I’ve made it through one month of strength training.
Eleven sessions in four weeks. Not quite the three per week that is ideal, but not bad either. It’s a start to rebuilding the bone I lost when I had my little ones.
But now to stick with it.
See, I hate strength training. I don’t like the feel of heavy weights in my hands. I don’t enjoy the feel of a bar across my back or the burn in my legs as I squat. I just don’t.
I hear “do something you love” all the time. I get that I’m much more likely to stick with an exercise I love.
Sadly, that’s not easy either. See, I don’t love much exercise. Reading. Yup. Writing. Mostly. You’ll notice neither of those are exactly physical activities.
I loved tennis in my youth. There was something about chasing the little fuzzy ball that kept me entertained. I’d spend hours hitting the ball against a backboard to force my backhand to improve. I even found lighted courts so I could play at night.

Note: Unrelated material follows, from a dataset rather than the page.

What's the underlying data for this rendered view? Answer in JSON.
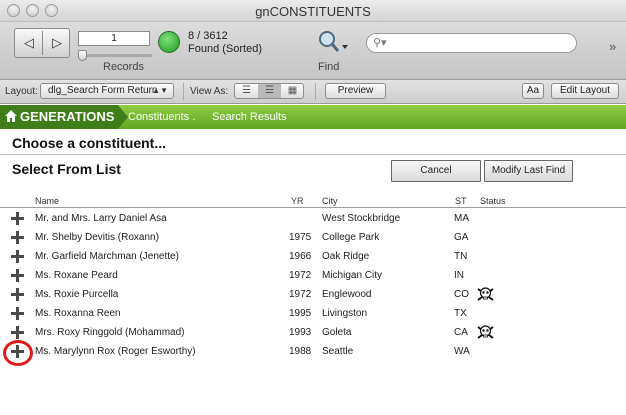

I learned to ignore the bats that came out to eat the bugs the lighted courts drew. I found ways to practice even in the winter. I loved the sport.
But, in my very early twenties, I learned I had a genetically bad back. The twisting motion from tennis was aggravating it, and I had to stop.
So I did.
Was years before I took up walking with my husband. We started small, but soon, we were traipsing around the neighborhood. Everyone knew us as “that couple we see walking”.
We’d literally walk for an hour or two every night after work. We’d talk about our day, hopes, wishes, dreams. Then, we started playing an RPG, and we started talking about characters.
That’s when the walks got really long.
We loved making characters. Seeing what they would do in different scenarios. It was a fabulously creative way to spend the evenings. We both dabbled with our writing, but neither of us had really taken it seriously at that point. After all, I was finishing graduate school while working full time, and after that, we were planning to start a family.
And start a family we did.
Complications in the pregnancy made us give up walking, but eventually, we had an amazing little one.
We just didn’t realize we’d never be able to have a grown-up conversation again. At least not while she was awake.
Once we were able to take walks again, talking about anything that did not directly involve her was impossible. She started talking at 11 months, and hasn’t stopped since.
We bought and elliptical machine and treadmill and plopped them in front of a 60 inch TV. We thought we could watch a movie or catch up on a few shows while we worked out.
You already know how that went for us. DD1 was not tolerating being left upstairs while one of us went to the basement. Sure, we could’ve ignored her tears, but I get two hours with her a day. Less, if you include that part of that time I’m making dinner.
Gotta say, Sesame Street and My Little Ponies are NOT conducive to a strong workout. Even with an audio book playing, I still can’t concentrate on it with the sound and motion.
For me, working out consistently for a month is an accomplishment. May not be for most other people. But I’m not them. I’m me. I have to compare me to me. And, I’m giving myself kudos for making it a month.
If I make it another month, I’m rewarding myself with a massage. I may not like exercise, but I can like the rewards that come with it.
How about you? Do you love exercise? Hate it? Find it boring? How do you motivate yourself to do it, especially if it’s not one of your favorite things? Any treats you give yourself, or maybe something else?